Greg Peters

It’s a long, long list and we want to make really almost everything better about the product. I'll just sort of highlight one that’s fun and happening right now. We talked about sort of improvements in the mobile UI and smart downloads but I don’t want to leave out TV and it was all of this amazing content that we’re bringing out.

We’ve been working really hard over the last several months and quarters even testing and researching, how do we make that TV experience faster, more fun, easier to find, the stories that our members will love and we’re actually going to roll some improvements out to that experience and make that better starting tomorrow. So starting this week you’ll see those and that’s what we expect to be a long line of incremental improvements that make that experience even greater for finding the stories that you love.

David Wells

And I'd say in the short term we’ve got, I have got the great pleasure of trying to make people very happy and in the short term we’ve got new seasons coming up the second half of this year of Orange Is The New Black, Ozark, Iron Fist, Daredevil, Narcos, the finale of House of Cards, the followup series for Making a Murderer and we have some brand new IP coming up with new shows like Insatiable, Maniac with Emma Stone and Jonah Hill, Disenchantment from Matt Groening, the creator of the Simpsons doing animated comedy for us, a new show from Greg Berlanti's company, the Chilling Adventures of Sabrina a spinoff of Riverdale that's been hugely popular for us.

And that all ramps up to bigger and better feature films too for our fans around the world starting with the Christmas chronicles from Chris Columbus later this year and Bird Box from Sandra Bullock with the great Susanne Bier directing. That will lead us into next year we have movies from Martin Scorsese and Alfonso Cuarón and all these fantastic directors and the opportunities are just limitless.

Spencer Wang

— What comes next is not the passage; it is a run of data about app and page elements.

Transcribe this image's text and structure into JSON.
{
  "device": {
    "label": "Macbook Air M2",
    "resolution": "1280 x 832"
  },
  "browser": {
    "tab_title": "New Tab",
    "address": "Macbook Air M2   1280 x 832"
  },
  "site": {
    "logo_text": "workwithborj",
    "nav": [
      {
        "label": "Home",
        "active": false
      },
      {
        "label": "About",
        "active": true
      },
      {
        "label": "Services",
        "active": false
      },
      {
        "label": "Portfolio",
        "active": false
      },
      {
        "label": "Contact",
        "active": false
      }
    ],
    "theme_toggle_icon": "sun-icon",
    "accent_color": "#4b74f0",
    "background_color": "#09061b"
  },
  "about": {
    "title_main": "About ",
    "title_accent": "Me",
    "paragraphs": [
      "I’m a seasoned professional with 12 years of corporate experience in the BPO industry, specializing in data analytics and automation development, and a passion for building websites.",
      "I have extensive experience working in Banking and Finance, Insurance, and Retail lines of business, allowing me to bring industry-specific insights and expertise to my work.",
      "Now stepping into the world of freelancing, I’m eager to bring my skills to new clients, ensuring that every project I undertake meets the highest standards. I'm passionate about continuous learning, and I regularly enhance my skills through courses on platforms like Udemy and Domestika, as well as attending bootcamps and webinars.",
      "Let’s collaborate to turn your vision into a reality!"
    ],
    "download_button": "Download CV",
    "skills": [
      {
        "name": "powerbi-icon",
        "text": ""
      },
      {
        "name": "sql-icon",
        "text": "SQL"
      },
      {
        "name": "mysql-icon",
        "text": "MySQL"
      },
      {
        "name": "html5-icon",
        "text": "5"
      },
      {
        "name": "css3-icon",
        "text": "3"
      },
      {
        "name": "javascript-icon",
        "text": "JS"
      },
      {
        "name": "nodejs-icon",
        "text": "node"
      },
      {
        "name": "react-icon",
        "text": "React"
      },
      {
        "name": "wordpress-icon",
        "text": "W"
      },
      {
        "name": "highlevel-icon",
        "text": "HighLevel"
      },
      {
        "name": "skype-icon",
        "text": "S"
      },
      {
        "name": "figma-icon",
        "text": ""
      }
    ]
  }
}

And then for me and Reed have the honor of going there and wrapping this up, but I would say we've got 130 million members and the prospect of adding, wherever that is 104 million the next 130 million, all of those folks enjoy connectedness and as we grow to enjoy more stories that are sourced from wherever in the world I think the ability for all those folks are a great portion of those folks to enjoy and see a story and discuss that story, in the same moment is great and Netflix being an enabler of that will continue to do that and I look forward to the 8 billion of content growing from here. We think we can grow operating margin, but we're also going to grow content spend which will enable more of that content.

Reed Hastings

And Todd for me it's about connecting the world and sharing the stories all around the world. I think we've got so much more we can do with that as we learn the various arts of dubbing and style and I think that will make a really profound contribution to the world in addition to just entertaining everyone which is very joyful to work on.

With that, let me thank everyone for participating in the call and look forward to spending time with you guys investors over the quarter. Thank you very much.